By Hilary Smith, Sustainability Resource Center
What sustains you? Beyond the basics—sleep, healthy food, the people around you— try to get a little more specific. Is it your grandma’s spanakopita, your best friend’s home brew? Sleeping in on a Sunday? The apples you get from that one specific vendor at the farmers market?
What sustains you?
For me, it’s visits from a neighborhood cat, who curls up on the porch outside our front door and meows until she gets a belly rub. It’s the translucent trails of snail ooze that crisscross the sidewalks and linger just long enough to catch the eye of an early morning runner. It’s a friendly bus driver, my favorite shampoo, a few self-claimed half-hours of solitude and meditation. In other words, it’s the simple things.
During an exercise in one of my Environmental Humanities classes last fall, students partnered up and took turns asking each other, rapid-fire, for a full five minutes: “What sustains you?” After each answer I gave, my partner asked me again, “What sustains you?”
Answers were instinctual and came quickly at first, then trickled off, became more personal, and required some internal digging.
At the University of Utah Farmers Market last fall, I asked students the same question. Their answers were rich, varied, specific: Scuba diving. Hugs. Vegetables. Coffee. Baths. Mimosas. Puppies. Public transit. The sun.
I asked friends and family, too, and answers were similar: Laughter with grandkids. Quiet faith. Traveling. A walk in the woods. New babies. Pasta. Nature. Organizing things.
The exercise, and the list of answers it generated, made me think. Working in the field of sustainability, writing and tabling for environmental organizations, living in the midst of eco-crises that sometimes make the future seem hopeless—it becomes important, elemental even, to sustain oneself through the fight.
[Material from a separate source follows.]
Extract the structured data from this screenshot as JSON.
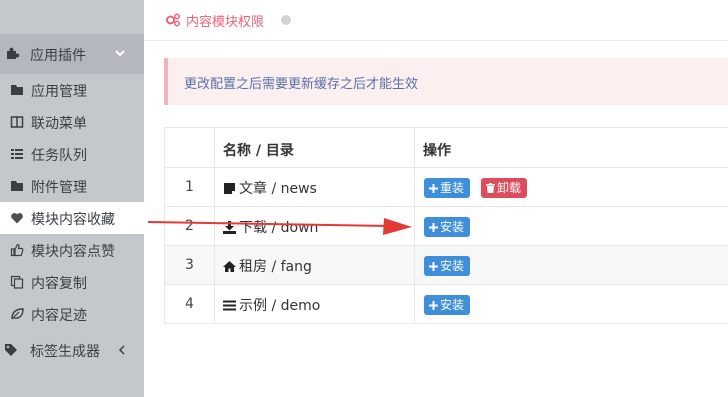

Author and human rights activist Bryant McGill, in “Simple Reminders: Inspiration for Living Your Best Life,” echoes this basic truth of activism.
“Taking care of yourself is the most powerful way to begin to take care of others,” he writes.
Exploring what sustains us personally can also help us extrapolate to bigger questions of sustainability. So many of the things that sustain our bodies and minds—real food, breathable air, drinkable water, freedom to think—are building blocks of sustainable agriculture, sustainable communities, and healthy, wild, autonomous ecosystems.
Utah-based writer Terry Tempest Williams often writes about this connectivity between the human experience and ecosystem-level phenomena, between body and landscape. In “Refuge: An Unnatural History of Family and Place,” for example, she highlights the connections between toxic atomic fallout and cancer in her family.
Ask yourself: What sustains you? What keeps your body whole, your mind sharp? What do you need in order to be your best, to share your skills and talents? Take note of your answers, and perhaps ponder these questions: How would you feel if what sustains you was taken away? How do your own answers relate to broader issues of ecological or social justice? Is what sustains you in line with what sustains the planet?
Hilary Smith is a graduate student in Environmental Humanities and a graduate assistant for the Sustainability Resource Center.